Feb. 12 (UPI) -- About one in seven women experience depression during pregnancy or after childbirth, a new study says. And health officials think it's important to control the condition before it spirals out of control.
That's why new recommendations from the U.S. Preventive Services Task Force are calling on doctors to look for signs of perinatal depression during pregnancy and in mothers who just gave birth.
"Few primary care clinicians have used any screening tool as part of their usual clinical care or feel equipped to screen and assess for depression, let alone screen for patients who may benefit from prevention strategies," researchers wrote in an editorial published alongside the study. "Within primary care, there can be a lack of knowledge regarding where to refer women for appropriate counseling services, and there is often not a clear path to these resources. Prevention of disease and optimal quality of life for patients is the ultimate goal of all health care and should be a north star guiding research and practice on perinatal depression."
Depression in new mothers brings on feelings of strong sadness, anxiety, worthlessness, lack of energy and inability to bond with their newborn, according to the study.
Physicians are already tasked with screening new mothers for depression. There are, however, two forms of counseling for women who feel these postpartum mood swings.
One of those treatments is cognitive behavioral therapy, which teaches people to manage negative thoughts. The other is interpersonal therapy, which helps to improve relationship problems that contribute to depression. The counseling can be done one-on-one or in group settings.

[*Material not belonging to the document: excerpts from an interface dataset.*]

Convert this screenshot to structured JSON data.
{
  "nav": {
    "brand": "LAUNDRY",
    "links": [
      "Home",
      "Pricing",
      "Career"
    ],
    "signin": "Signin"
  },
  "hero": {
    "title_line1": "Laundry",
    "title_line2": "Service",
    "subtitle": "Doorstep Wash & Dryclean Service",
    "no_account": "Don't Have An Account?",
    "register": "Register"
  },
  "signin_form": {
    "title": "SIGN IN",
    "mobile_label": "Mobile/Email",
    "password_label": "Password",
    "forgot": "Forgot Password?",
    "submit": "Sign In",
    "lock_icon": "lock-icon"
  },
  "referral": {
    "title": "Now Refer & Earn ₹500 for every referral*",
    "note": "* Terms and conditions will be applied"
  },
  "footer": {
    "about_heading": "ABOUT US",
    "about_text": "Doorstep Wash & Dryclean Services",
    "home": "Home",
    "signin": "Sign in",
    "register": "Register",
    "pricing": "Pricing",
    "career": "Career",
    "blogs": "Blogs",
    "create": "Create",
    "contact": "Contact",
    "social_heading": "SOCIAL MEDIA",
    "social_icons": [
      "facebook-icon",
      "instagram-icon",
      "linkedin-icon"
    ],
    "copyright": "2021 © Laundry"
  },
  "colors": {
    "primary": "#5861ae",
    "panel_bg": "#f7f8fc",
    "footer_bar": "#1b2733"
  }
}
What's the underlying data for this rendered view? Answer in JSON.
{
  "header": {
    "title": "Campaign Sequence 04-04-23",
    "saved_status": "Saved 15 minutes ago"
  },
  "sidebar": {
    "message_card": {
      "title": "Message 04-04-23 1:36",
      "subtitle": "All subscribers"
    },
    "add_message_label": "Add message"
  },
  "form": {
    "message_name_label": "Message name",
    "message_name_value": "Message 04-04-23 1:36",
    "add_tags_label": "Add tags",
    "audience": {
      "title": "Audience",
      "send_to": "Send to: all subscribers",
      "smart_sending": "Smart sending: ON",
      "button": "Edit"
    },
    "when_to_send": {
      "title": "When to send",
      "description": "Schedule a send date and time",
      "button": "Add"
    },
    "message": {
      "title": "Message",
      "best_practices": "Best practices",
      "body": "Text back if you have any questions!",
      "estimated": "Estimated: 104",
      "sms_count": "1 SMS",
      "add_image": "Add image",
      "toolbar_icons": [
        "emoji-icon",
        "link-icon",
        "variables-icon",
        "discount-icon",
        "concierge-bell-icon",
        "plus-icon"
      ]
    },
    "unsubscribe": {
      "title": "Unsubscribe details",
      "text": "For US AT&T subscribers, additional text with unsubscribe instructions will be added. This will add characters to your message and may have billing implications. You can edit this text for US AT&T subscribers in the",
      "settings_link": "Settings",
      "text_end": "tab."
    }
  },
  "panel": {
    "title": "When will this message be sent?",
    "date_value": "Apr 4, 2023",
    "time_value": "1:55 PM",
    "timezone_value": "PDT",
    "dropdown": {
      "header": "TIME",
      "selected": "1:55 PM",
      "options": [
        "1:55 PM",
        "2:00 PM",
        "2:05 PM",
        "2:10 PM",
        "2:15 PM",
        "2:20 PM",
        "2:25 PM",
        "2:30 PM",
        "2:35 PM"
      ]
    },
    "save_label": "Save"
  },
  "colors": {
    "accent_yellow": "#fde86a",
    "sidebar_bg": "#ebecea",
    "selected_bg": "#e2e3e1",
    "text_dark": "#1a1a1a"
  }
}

"Beyond the many barriers to implementation, it is important to note that successful referral of all presenting with the increased risk of perinatal depression would put enormous pressure on existing mental health resources that already have a shortage of health care professionals," the editorial said.
Risk factors include new mothers from low-income households, teen mothers, those who've been physically or sexually abused or had previous bouts of depression, or who have a family history of the illness.